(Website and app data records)
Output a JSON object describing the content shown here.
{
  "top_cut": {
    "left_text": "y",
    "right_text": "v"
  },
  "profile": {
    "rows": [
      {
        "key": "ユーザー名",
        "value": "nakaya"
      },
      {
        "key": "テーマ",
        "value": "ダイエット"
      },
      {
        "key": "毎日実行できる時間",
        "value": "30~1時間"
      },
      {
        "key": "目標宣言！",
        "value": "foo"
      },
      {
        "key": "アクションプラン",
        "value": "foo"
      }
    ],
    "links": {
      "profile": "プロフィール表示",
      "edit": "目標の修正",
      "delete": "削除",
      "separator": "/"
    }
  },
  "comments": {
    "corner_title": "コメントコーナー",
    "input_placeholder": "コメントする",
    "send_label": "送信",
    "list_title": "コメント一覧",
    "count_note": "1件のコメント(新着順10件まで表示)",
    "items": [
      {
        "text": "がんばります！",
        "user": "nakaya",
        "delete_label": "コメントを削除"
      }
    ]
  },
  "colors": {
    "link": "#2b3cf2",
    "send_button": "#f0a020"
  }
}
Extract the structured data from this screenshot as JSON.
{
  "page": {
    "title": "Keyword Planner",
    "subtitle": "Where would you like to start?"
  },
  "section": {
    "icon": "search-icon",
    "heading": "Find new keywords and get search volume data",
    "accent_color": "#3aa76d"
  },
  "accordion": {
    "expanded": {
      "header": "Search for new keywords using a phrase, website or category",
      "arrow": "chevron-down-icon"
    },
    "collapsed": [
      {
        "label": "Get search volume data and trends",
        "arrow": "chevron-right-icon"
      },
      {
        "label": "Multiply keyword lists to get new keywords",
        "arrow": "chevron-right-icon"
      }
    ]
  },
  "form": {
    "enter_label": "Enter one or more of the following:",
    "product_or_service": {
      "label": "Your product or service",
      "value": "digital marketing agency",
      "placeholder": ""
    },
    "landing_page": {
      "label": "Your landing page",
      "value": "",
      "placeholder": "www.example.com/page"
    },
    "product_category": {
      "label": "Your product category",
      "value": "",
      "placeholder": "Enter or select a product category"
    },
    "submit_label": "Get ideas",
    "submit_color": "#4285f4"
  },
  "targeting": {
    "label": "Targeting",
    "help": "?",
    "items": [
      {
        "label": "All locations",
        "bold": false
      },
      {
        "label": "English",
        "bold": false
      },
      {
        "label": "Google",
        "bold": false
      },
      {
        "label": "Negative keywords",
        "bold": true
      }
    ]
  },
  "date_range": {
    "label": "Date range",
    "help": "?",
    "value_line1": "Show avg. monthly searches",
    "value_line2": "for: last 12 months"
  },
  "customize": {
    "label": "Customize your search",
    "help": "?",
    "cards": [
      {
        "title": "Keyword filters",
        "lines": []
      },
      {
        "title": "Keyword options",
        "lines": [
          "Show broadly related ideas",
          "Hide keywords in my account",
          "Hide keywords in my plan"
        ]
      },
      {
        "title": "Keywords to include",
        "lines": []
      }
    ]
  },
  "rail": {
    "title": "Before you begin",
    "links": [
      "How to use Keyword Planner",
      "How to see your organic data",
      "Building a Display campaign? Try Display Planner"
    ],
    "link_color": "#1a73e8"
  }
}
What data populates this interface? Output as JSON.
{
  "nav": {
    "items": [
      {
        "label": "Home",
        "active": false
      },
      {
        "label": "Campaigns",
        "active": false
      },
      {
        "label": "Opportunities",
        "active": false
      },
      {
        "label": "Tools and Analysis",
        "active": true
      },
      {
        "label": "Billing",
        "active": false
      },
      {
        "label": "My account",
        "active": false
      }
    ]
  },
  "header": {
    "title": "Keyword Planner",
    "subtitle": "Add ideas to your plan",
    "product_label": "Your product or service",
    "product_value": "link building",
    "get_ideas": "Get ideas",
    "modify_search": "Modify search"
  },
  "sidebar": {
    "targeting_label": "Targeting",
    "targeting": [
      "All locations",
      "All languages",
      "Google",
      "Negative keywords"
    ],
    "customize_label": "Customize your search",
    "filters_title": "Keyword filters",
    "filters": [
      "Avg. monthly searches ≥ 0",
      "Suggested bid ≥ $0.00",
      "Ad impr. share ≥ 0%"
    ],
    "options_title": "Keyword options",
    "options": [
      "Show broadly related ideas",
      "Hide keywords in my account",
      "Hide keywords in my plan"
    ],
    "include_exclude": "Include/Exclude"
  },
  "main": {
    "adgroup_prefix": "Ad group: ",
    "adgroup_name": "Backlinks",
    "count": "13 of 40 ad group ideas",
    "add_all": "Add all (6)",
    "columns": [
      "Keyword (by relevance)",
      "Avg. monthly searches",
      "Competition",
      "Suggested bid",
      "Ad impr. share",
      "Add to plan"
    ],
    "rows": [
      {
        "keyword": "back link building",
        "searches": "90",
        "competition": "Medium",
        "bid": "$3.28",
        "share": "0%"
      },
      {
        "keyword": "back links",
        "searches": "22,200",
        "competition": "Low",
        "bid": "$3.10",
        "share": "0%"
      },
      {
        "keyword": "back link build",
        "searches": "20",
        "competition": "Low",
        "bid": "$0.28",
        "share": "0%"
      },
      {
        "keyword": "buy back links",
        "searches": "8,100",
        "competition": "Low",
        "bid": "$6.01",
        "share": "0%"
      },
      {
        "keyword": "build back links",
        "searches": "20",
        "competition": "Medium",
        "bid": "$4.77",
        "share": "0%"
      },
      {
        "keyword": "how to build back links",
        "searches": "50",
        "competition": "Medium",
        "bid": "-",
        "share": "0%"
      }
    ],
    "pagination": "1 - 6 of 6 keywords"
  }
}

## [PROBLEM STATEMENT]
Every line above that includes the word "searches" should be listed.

## [TASK RESULT]
    "value_line1": "Show avg. monthly searches",
      "Avg. monthly searches ≥ 0",
      "Avg. monthly searches",
        "searches": "90",
        "searches": "22,200",
        "searches": "20",
        "searches": "8,100",
        "searches": "20",
        "searches": "50",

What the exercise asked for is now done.